Just how radical was to have been demonstrated by Thursday’s concert, Air from Another Planet, featuring Schoenberg’s 4 Songs (Opus 2), Alma Mahler’s 4 Songs, and 7 Early Songs by Berg, all followed by Schoenberg’s String Quartet No. 2, with soprano soloist Barbara Hannigan accompanying the Quatuor Diotima string quartet. Which we missed! Because we both had sudden drippy colds and didn’t feel like ruining everyone else’s evening by sneezing and honking throughout. But we already have a feel for this, because the pieces we’ve heard already by Schoenberg (including the piano pieces from the weekend concert) were all composed around this time as well—the Chamber Symphony (the first one, of two) in 1907, and the Five Orchestral Pieces, as said, in 1909, and the piano pieces in 1909 and 1911. Clearly a time of turbulence, for Mahler and Schoenberg to be composing what they were composing at around the same time.
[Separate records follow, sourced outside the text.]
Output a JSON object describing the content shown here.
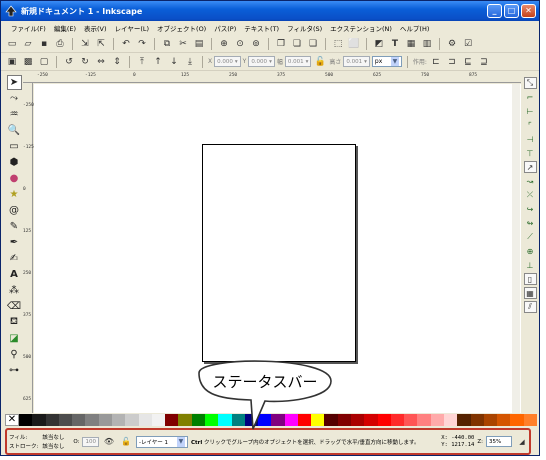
{
  "window": {
    "title": "新規ドキュメント 1 - Inkscape",
    "buttons": {
      "minimize": "_",
      "maximize": "□",
      "close": "✕"
    }
  },
  "menu": [
    "ファイル(F)",
    "編集(E)",
    "表示(V)",
    "レイヤー(L)",
    "オブジェクト(O)",
    "パス(P)",
    "テキスト(T)",
    "フィルタ(S)",
    "エクステンション(N)",
    "ヘルプ(H)"
  ],
  "controls": {
    "x_label": "X",
    "x_value": "0.000",
    "y_label": "Y",
    "y_value": "0.000",
    "w_label": "幅",
    "w_value": "0.001",
    "h_label": "高さ",
    "h_value": "0.001",
    "unit": "px",
    "affect_label": "作用:"
  },
  "rulers": {
    "top": [
      "-250",
      "-125",
      "0",
      "125",
      "250",
      "375",
      "500",
      "625",
      "750",
      "875"
    ],
    "left": [
      "-250",
      "-125",
      "0",
      "125",
      "250",
      "375",
      "500",
      "625"
    ]
  },
  "palette_colors": [
    "#000000",
    "#1a1a1a",
    "#333333",
    "#4d4d4d",
    "#666666",
    "#808080",
    "#999999",
    "#b3b3b3",
    "#cccccc",
    "#e6e6e6",
    "#f2f2f2",
    "#800000",
    "#808000",
    "#008000",
    "#00ff00",
    "#00ffff",
    "#008080",
    "#000080",
    "#0000ff",
    "#800080",
    "#ff00ff",
    "#ff0000",
    "#ffff00",
    "#550000",
    "#800000",
    "#aa0000",
    "#d40000",
    "#ff0000",
    "#ff2a2a",
    "#ff5555",
    "#ff8080",
    "#ffaaaa",
    "#ffd5d5",
    "#552200",
    "#803300",
    "#aa4400",
    "#d45500",
    "#ff6600",
    "#ff7f2a"
  ],
  "status": {
    "fill_label": "フィル:",
    "fill_value": "該当なし",
    "stroke_label": "ストローク:",
    "stroke_value": "該当なし",
    "opacity_label": "O:",
    "opacity_value": "100",
    "layer": "-レイヤー 1",
    "message_key": "Ctrl",
    "message": "クリックでグループ内のオブジェクトを選択、ドラッグで水平/垂直方向に移動します。",
    "x_label": "X:",
    "x_value": "-440.00",
    "y_label": "Y:",
    "y_value": "1217.14",
    "zoom_label": "Z:",
    "zoom_value": "35%"
  },
  "callout": {
    "text": "ステータスバー"
  }
}
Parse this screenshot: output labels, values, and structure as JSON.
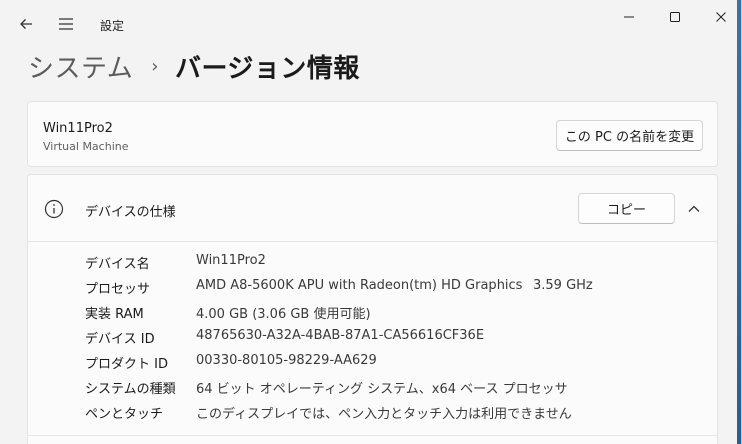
{
  "titlebar": {
    "app_title": "設定"
  },
  "breadcrumb": {
    "parent": "システム",
    "separator": "›",
    "current": "バージョン情報"
  },
  "pc_card": {
    "name": "Win11Pro2",
    "subtitle": "Virtual Machine",
    "rename_label": "この PC の名前を変更"
  },
  "spec_card": {
    "title": "デバイスの仕様",
    "copy_label": "コピー",
    "rows": [
      {
        "label": "デバイス名",
        "value": "Win11Pro2"
      },
      {
        "label": "プロセッサ",
        "value": "AMD A8-5600K APU with Radeon(tm) HD Graphics",
        "value2": "3.59 GHz"
      },
      {
        "label": "実装 RAM",
        "value": "4.00 GB (3.06 GB 使用可能)"
      },
      {
        "label": "デバイス ID",
        "value": "48765630-A32A-4BAB-87A1-CA56616CF36E"
      },
      {
        "label": "プロダクト ID",
        "value": "00330-80105-98229-AA629"
      },
      {
        "label": "システムの種類",
        "value": "64 ビット オペレーティング システム、x64 ベース プロセッサ"
      },
      {
        "label": "ペンとタッチ",
        "value": "このディスプレイでは、ペン入力とタッチ入力は利用できません"
      }
    ]
  },
  "icons": {
    "back": "back-arrow-icon",
    "menu": "hamburger-menu-icon",
    "info": "info-icon",
    "chevron": "chevron-up-icon"
  },
  "colors": {
    "window_bg": "#f3f3f3",
    "card_bg": "#fbfbfb",
    "accent_edge": "#2a5d98"
  }
}
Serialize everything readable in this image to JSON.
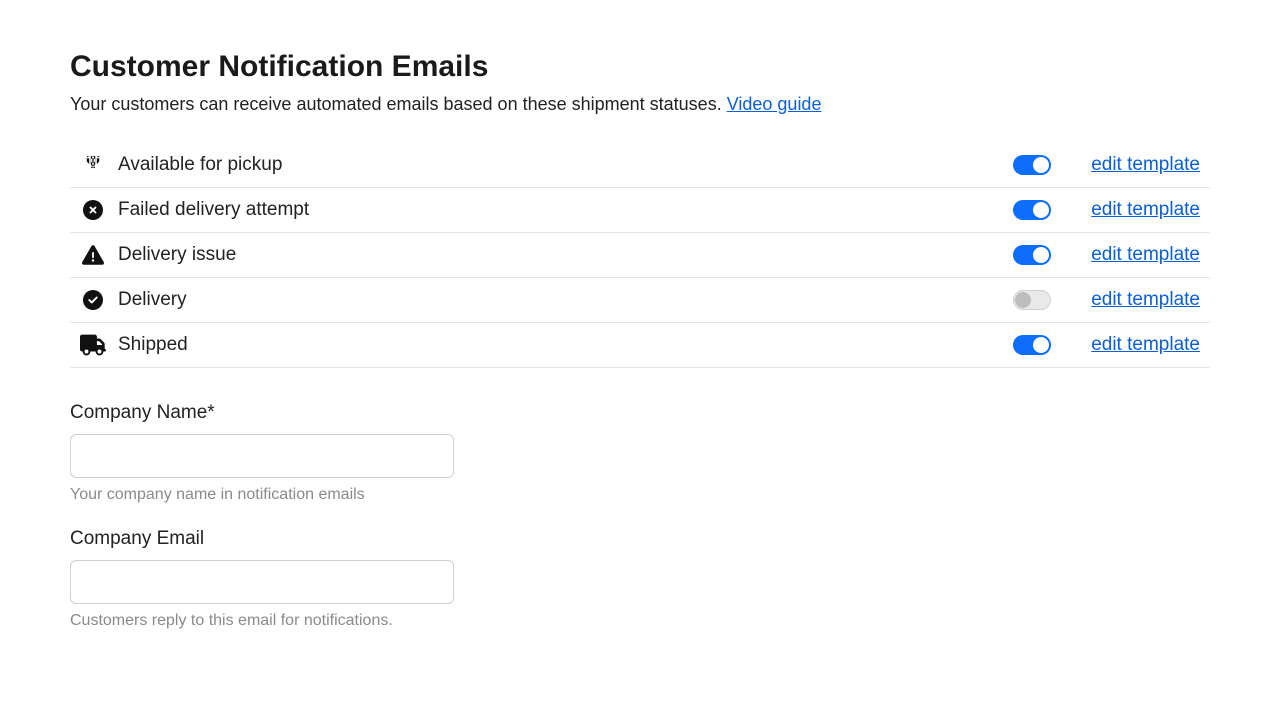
{
  "header": {
    "title": "Customer Notification Emails",
    "subtitle_text": "Your customers can receive automated emails based on these shipment statuses. ",
    "video_guide_text": "Video guide"
  },
  "rows": [
    {
      "icon": "hands-icon",
      "label": "Available for pickup",
      "enabled": true,
      "edit_text": "edit template"
    },
    {
      "icon": "circle-x-icon",
      "label": "Failed delivery attempt",
      "enabled": true,
      "edit_text": "edit template"
    },
    {
      "icon": "triangle-exclamation-icon",
      "label": "Delivery issue",
      "enabled": true,
      "edit_text": "edit template"
    },
    {
      "icon": "circle-check-icon",
      "label": "Delivery",
      "enabled": false,
      "edit_text": "edit template"
    },
    {
      "icon": "truck-icon",
      "label": "Shipped",
      "enabled": true,
      "edit_text": "edit template"
    }
  ],
  "form": {
    "company_name": {
      "label": "Company Name*",
      "value": "",
      "help": "Your company name in notification emails"
    },
    "company_email": {
      "label": "Company Email",
      "value": "",
      "help": "Customers reply to this email for notifications."
    }
  }
}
And it’s important to understand, I suppose, what Schoenberg was actually doing—he was trying to take the romanticism that he loved—from Strauss, from Brahms, from Mahler—and extend it as far as it could go. His later decision to pursue atonality—intimated throughout all the pieces we have heard thus far—resulted from his decision that he couldn’t take it further, there was nowhere else to go. Mahler clearly would not have agreed—nor, for that matter, would have Sibelius, who comes along next month—but you can see why Schoenberg made that decision. One wonders, though, what Schoenberg thought of Sibelius’s 6th Symphony?
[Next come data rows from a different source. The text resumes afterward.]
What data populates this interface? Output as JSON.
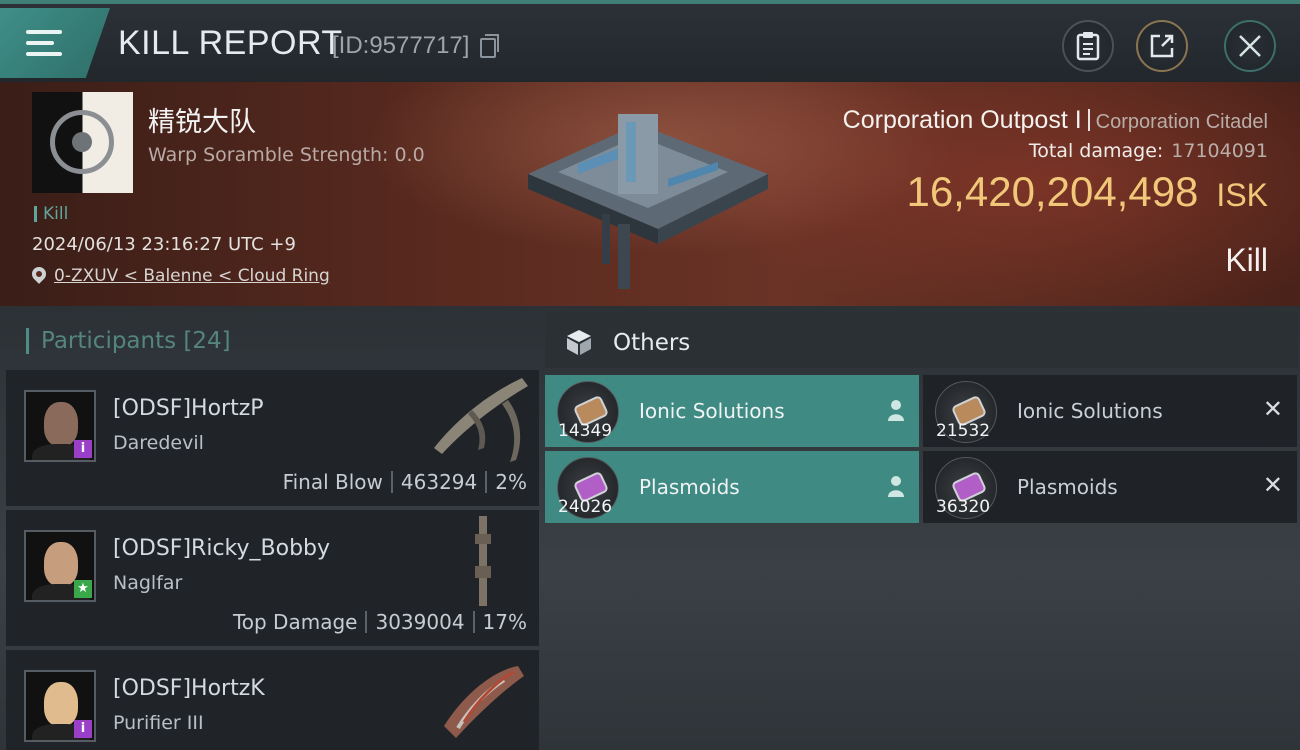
{
  "header": {
    "title": "KILL REPORT",
    "report_id": "[ID:9577717]"
  },
  "victim": {
    "corp_name": "精锐大队",
    "warp_scramble": "Warp Soramble Strength: 0.0",
    "tag": "Kill",
    "datetime": "2024/06/13 23:16:27 UTC +9",
    "location": "0-ZXUV < Balenne < Cloud Ring",
    "ship": "Corporation Outpost I",
    "ship_class": "Corporation Citadel",
    "total_damage_label": "Total damage:",
    "total_damage": "17104091",
    "isk_value": "16,420,204,498",
    "isk_unit": "ISK",
    "result": "Kill"
  },
  "participants": {
    "label": "Participants",
    "count": "[24]",
    "rows": [
      {
        "name": "[ODSF]HortzP",
        "ship": "Daredevil",
        "role": "Final Blow",
        "damage": "463294",
        "percent": "2%",
        "badge": "i"
      },
      {
        "name": "[ODSF]Ricky_Bobby",
        "ship": "Naglfar",
        "role": "Top Damage",
        "damage": "3039004",
        "percent": "17%",
        "badge": "★"
      },
      {
        "name": "[ODSF]HortzK",
        "ship": "Purifier III",
        "badge": "i"
      }
    ]
  },
  "others": {
    "title": "Others",
    "items": [
      {
        "name": "Ionic Solutions",
        "qty": "14349",
        "status": "dropped"
      },
      {
        "name": "Ionic Solutions",
        "qty": "21532",
        "status": "destroyed"
      },
      {
        "name": "Plasmoids",
        "qty": "24026",
        "status": "dropped"
      },
      {
        "name": "Plasmoids",
        "qty": "36320",
        "status": "destroyed"
      }
    ]
  },
  "colors": {
    "accent_teal": "#3f8b83",
    "isk_gold": "#f1c779",
    "banner_red": "#5a2a1f"
  },
  "icons": [
    "menu-icon",
    "copy-icon",
    "clipboard-icon",
    "share-icon",
    "close-icon",
    "location-pin-icon",
    "cube-icon",
    "person-icon",
    "x-icon"
  ]
}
And so we leave Vienna behind—but not really. Vienna pervades the century, as we’ll see. Next up—nationalism, starting with Elgar in England on Saturday, but then back to Webern next week to finish off the month. Well, I’ve been converted to Schoenberg—maybe I’ll be converted to Elgar as well. If not, it won’t be for lack of trying. I have to say that South Bank keeps putting together a bang-up set of events to surround the music—here’s the schedule of events for the February weekend. The days are just packed!